There was only so much sledding my senior body could take and the snow has gotten thin and icy. After a very frustrating year of trying to keep my online shop open, paying fees to list, fees if I did sell something, still paying personal property taxes on my equipment and inventory, I closed my shop and debated whether I would continue to do in person events when it was again safe. When I do in person events, I use Squareup for payment when the buyer doesn’t want to use cash. As I was going through my inventory on their site which I hadn’t been on because of no events, I saw that for only a few dollars more than I was spending on my domain name, that I could transfer it to them and build a free website. The last couple of snowy days have been spent taking photographs, removing stock that was no longer there, adding stock that had never been added, and building the website. Squareup does not charge me to list items, I do pay a fee if something sells, but it is actually less than the prior “store.” My efforts can be seen by clicking the “Go to my shop” link at the top of the blog or here. And because the domain name remained the same, just moved to a different server, my business cards and labels are still good.

We can finally drive down our driveway, turn up into the extra parking/turn around spot and backing down into the garage. The other two trips out this week have required me to back the car down the nearly quarter mile driveway or leave it out at the top of the steep drive and walk to and from. The car has been living in the garage because even after two applications to seal the windshield, water is still coming in somewhere, soaking the rug and mat on the passenger side when the car is left out in rain. Yesterday I got a recall on my 16 year old car. I wonder how many people still have their 2005 CRVs. Because it also needs an oil change and a state inspection soon, appointments were scheduled with the dealership for the recall and the local mechanic for the other work and we have reserved a rental for two days while we continue to research new vehicles to replace the one that died and was sold. The CRV will live in the garage and be our backup vehicle once we get a new one.

After stomping down snow and spreading hay to coax the hens out a few days ago, we had more light snow and very strong winds that covered the hay with snow again and the hens just gave me the stink eye like it was my fault they couldn’t go out. Yesterday, I took a rake with me and exposed the hay again so they would come out. It has been so cold until today that the water bucket in their coop freezes all but a little pocket in the middle of the bucket, so it has to be changed out twice a day and the frozen one brought inside the house to thaw enough to dump and refill.
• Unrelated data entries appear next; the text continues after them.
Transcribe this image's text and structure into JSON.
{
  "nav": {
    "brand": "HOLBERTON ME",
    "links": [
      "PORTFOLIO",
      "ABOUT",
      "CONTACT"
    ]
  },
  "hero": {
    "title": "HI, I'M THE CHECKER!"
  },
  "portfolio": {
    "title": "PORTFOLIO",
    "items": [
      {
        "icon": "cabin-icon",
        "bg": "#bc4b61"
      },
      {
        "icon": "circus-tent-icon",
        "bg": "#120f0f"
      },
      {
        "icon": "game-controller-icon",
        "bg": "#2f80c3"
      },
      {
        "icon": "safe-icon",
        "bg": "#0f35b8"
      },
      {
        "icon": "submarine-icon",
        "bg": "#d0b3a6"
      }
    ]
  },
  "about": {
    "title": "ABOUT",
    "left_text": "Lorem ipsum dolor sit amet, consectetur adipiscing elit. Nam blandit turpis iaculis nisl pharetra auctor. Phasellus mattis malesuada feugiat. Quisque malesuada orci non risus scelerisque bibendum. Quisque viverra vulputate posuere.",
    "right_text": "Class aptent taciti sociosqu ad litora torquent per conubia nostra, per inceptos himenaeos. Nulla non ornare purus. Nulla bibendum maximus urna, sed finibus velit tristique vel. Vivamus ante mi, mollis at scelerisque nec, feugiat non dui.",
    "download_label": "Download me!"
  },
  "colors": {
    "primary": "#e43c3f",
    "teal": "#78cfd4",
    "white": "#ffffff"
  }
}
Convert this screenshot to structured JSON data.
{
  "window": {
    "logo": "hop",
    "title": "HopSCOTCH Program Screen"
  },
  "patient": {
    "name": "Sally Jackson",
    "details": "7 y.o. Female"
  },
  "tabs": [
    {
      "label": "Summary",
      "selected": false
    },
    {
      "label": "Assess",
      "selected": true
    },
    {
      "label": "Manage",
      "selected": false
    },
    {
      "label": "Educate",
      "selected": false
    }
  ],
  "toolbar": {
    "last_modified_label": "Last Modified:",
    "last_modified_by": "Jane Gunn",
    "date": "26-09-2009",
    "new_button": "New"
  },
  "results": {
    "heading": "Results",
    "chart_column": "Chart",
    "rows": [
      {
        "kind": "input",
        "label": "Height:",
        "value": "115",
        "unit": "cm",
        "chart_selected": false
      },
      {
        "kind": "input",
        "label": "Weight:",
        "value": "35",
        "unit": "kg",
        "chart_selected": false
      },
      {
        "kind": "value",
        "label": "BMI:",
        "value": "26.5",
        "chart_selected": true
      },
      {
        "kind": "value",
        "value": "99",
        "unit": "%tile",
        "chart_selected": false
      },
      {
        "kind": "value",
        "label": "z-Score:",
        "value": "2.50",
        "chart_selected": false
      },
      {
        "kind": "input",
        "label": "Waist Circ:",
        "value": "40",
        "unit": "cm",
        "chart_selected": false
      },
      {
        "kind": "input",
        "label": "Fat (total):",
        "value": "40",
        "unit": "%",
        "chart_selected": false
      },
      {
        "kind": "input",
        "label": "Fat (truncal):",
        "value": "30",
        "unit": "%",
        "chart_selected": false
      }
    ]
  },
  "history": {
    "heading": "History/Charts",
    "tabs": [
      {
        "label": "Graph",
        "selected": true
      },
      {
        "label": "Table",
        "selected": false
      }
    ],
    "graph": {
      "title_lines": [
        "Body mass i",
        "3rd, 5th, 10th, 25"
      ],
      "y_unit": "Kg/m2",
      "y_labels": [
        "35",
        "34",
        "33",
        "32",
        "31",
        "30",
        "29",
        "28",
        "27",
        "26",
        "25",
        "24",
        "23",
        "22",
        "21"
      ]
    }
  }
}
It is finally above freezing today and supposed to stay above freezing tonight before the nights fall back into the 20’s and we have more snow showers tomorrow. It is interesting to walk around the west and south sides of the house and see where yesterday’s sunshine on the stone masonry walls has melted the snow away from the house. The areas that the deer have come close to the house have melted patches away exposing grass as well.

I still won’t walk on the stones from the steps to the grass or over to the wild bird feeders, I cross on the upper edge of the walled garden where I know there is soil beneath the snow to fill the feeders each morning. The little birds are emptying them daily. The wind has been blowing the smaller two feeders down, so I have ordered a larger feeder that can be filled in one half with Nyger seed and the other half with black oil sunflower seed. As soon as it comes in for curbside pickup, I will replace the feeders with that one and the suet feeder.